Tor.com content by

Richard Littauer

Old and New Tongues: Constructed Languages and The Wheel of Time

Ninte calichniye no domashita, Agelmar Dai Shan,” Moiraine replied formally, but with a note in her voice that said they were old friends. “Your welcome warms me, Lord Agelmar.”

Kodome calichniye ga ni Aes Sedai hei. Here is always a welcome for Aes Sedai.” He turned to Loial. “You are far from the stedding, Ogier, but you honor Fal Dara. Always glory to the Builders. Kiserai ti Wansho hei.

With Tor.com’s new “Reading the Wheel of Time” series working its way through the Eye of the World, it seems like now would be a good time for a refresher on how the Old Tongue works in Randland. If you haven’t read The Wheel of Time, there might be spoilers below. Go read the books now, maybe! I’ll still be here in a year. (For clarity’s sake: There’s a weak spoiler for book nine, a strong spoiler from seven, and definite spoilers for the first three books).

[See? Totally simple and straightforward…]

Imagined Botany in Fantasy: A Rose by Any Other Name…

A few months ago, I went to the botanical garden down the road from my home in Montréal, expecting to spend a nice afternoon walking among fields and exotic trees. Instead, it began to pour rain, and I took shelter in the tea house in the middle of the Japanese garden, watching the rain play on bamboo. During a break from the onslaught, I took a walk around the bonsai trees, and identified one of my favorite species, gingkos. I pointed them out to my girlfriend, proud of being able to identify them. A couple of hours later, walking down my street, she pointed to a tree. “Isn’t that a gingko?” It was. I was dumfounded—there was a mature tree on my doorstep that I had never noticed, but which I had walked by hundreds of times.

Trees are funny that way. The New York Times has written a few articles recently, branding our inability to notice and identify trees “tree blindness“. For most people, a tree is a tree is a tree. Unfortunately, this is also true of science fiction and fantasy authors. For every Tolkien out there describing Ents using dozens of different types of trees, there’s another with your standard collection of primary school garden varieties.

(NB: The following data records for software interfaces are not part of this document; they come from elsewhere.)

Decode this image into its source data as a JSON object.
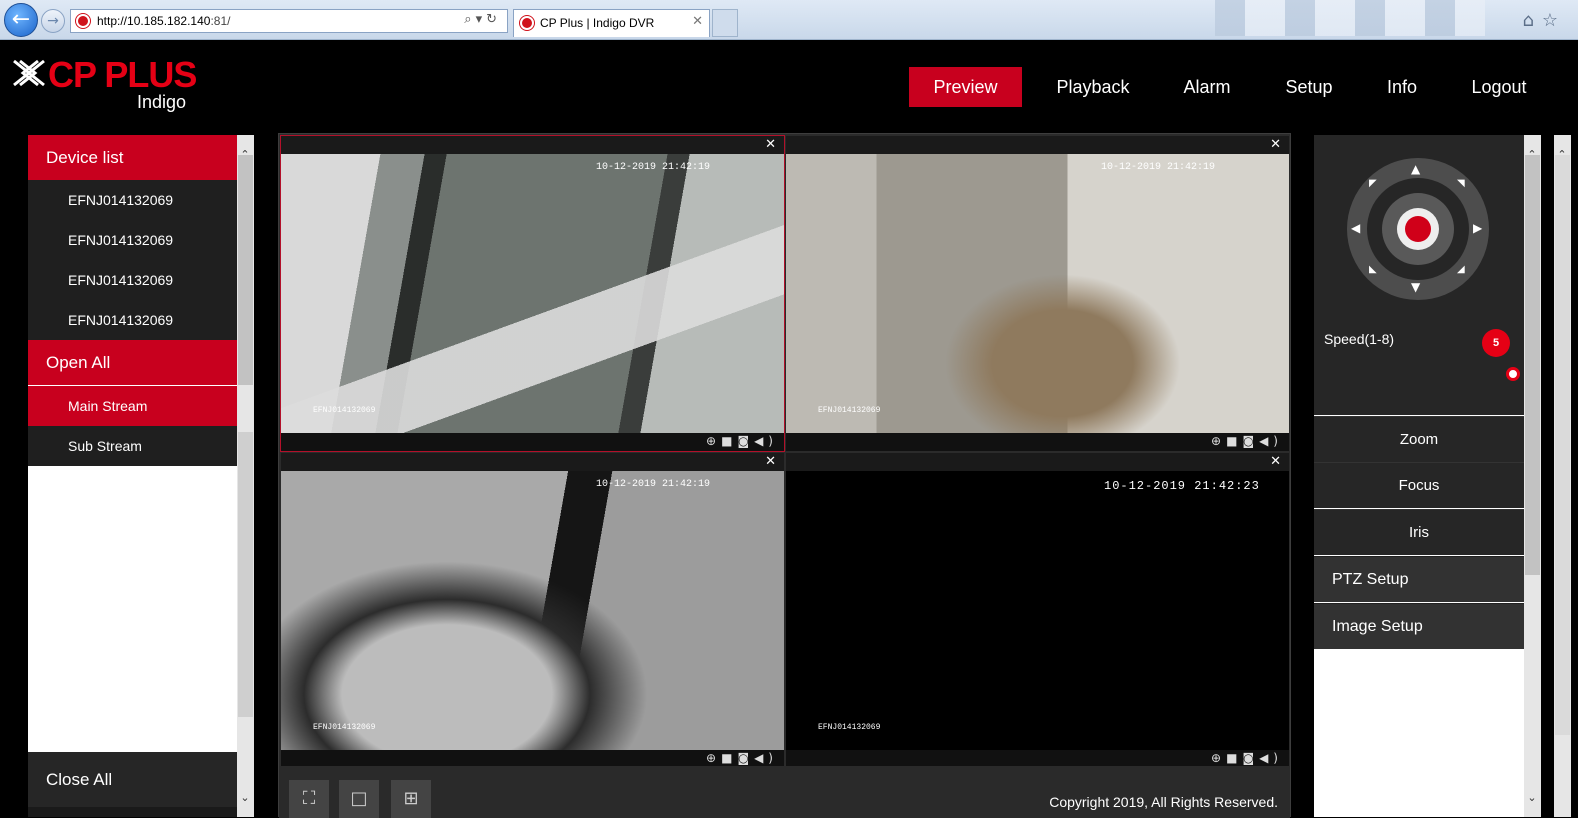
{
  "browser": {
    "url_host": "http://10.185.182.140",
    "url_port": ":81/",
    "tab_title": "CP Plus | Indigo DVR",
    "tab_close": "✕",
    "back_icon": "←",
    "forward_icon": "→",
    "addr_tools": "⌕▾↻",
    "chrome_icons": "⌂☆"
  },
  "brand": {
    "name": "CP PLUS",
    "subname": "Indigo",
    "accent": "#c8001e"
  },
  "menu": [
    {
      "label": "Preview",
      "active": true
    },
    {
      "label": "Playback"
    },
    {
      "label": "Alarm"
    },
    {
      "label": "Setup"
    },
    {
      "label": "Info"
    },
    {
      "label": "Logout"
    }
  ],
  "left": {
    "device_list": "Device list",
    "devices": [
      "EFNJ014132069",
      "EFNJ014132069",
      "EFNJ014132069",
      "EFNJ014132069"
    ],
    "open_all": "Open All",
    "streams": [
      "Main Stream",
      "Sub Stream"
    ],
    "close_all": "Close All"
  },
  "cells": [
    {
      "stamp": "10-12-2019 21:42:19",
      "label": "EFNJ014132069"
    },
    {
      "stamp": "10-12-2019 21:42:19",
      "label": "EFNJ014132069"
    },
    {
      "stamp": "10-12-2019 21:42:19",
      "label": "EFNJ014132069"
    },
    {
      "stamp": "10-12-2019 21:42:23",
      "label": "EFNJ014132069"
    }
  ],
  "cell_icons": {
    "close": "✕",
    "controls": "⊕■◙◀)"
  },
  "bottom": {
    "fullscreen": "⛶",
    "single": "□",
    "quad": "⊞",
    "copyright": "Copyright 2019, All Rights Reserved."
  },
  "ptz": {
    "speed_label": "Speed(1-8)",
    "speed_value": "5",
    "zoom": "Zoom",
    "focus": "Focus",
    "iris": "Iris",
    "ptz_setup": "PTZ Setup",
    "image_setup": "Image Setup",
    "arrows": {
      "up": "▲",
      "down": "▼",
      "left": "◀",
      "right": "▶",
      "ul": "◤",
      "ur": "◥",
      "dl": "◣",
      "dr": "◢"
    }
  },
  "scroll": {
    "up": "⌃",
    "down": "⌄"
  }
}
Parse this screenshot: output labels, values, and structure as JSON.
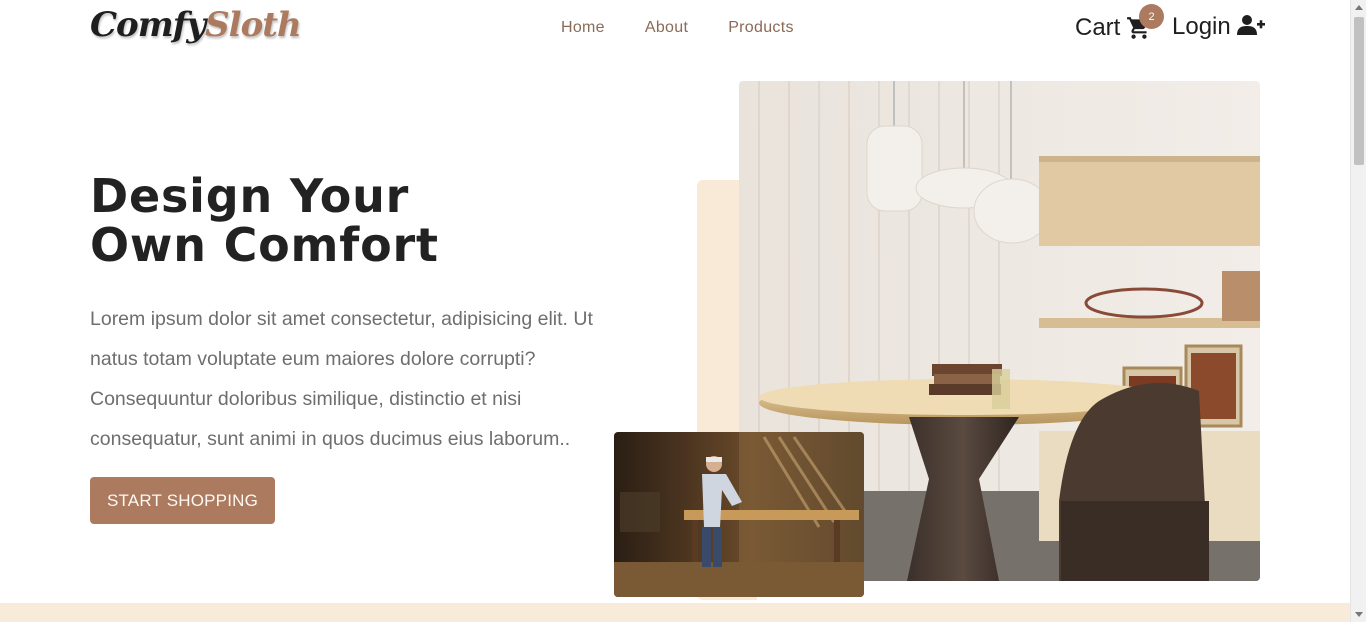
{
  "brand": {
    "logo_part1": "Comfy",
    "logo_part2": "Sloth",
    "accent": "#ab7a5f"
  },
  "nav": {
    "links": [
      {
        "label": "Home"
      },
      {
        "label": "About"
      },
      {
        "label": "Products"
      }
    ]
  },
  "cart": {
    "label": "Cart",
    "icon": "shopping-cart-icon",
    "count": "2"
  },
  "login": {
    "label": "Login",
    "icon": "user-plus-icon"
  },
  "hero": {
    "title_line1": "Design Your",
    "title_line2": "Own Comfort",
    "description": "Lorem ipsum dolor sit amet consectetur, adipisicing elit. Ut natus totam voluptate eum maiores dolore corrupti? Consequuntur doloribus similique, distinctio et nisi consequatur, sunt animi in quos ducimus eius laborum..",
    "button_label": "START SHOPPING"
  },
  "colors": {
    "text": "#222222",
    "muted": "#6e6e6e",
    "accent_light": "#f9e9d7"
  }
}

A good rule for judging the realism of a fantasy author would be to judge the number of tree species, or the ratio of species to bioregions.

[Consider the lilies of Wolfe, Tolkien, and Jordan…]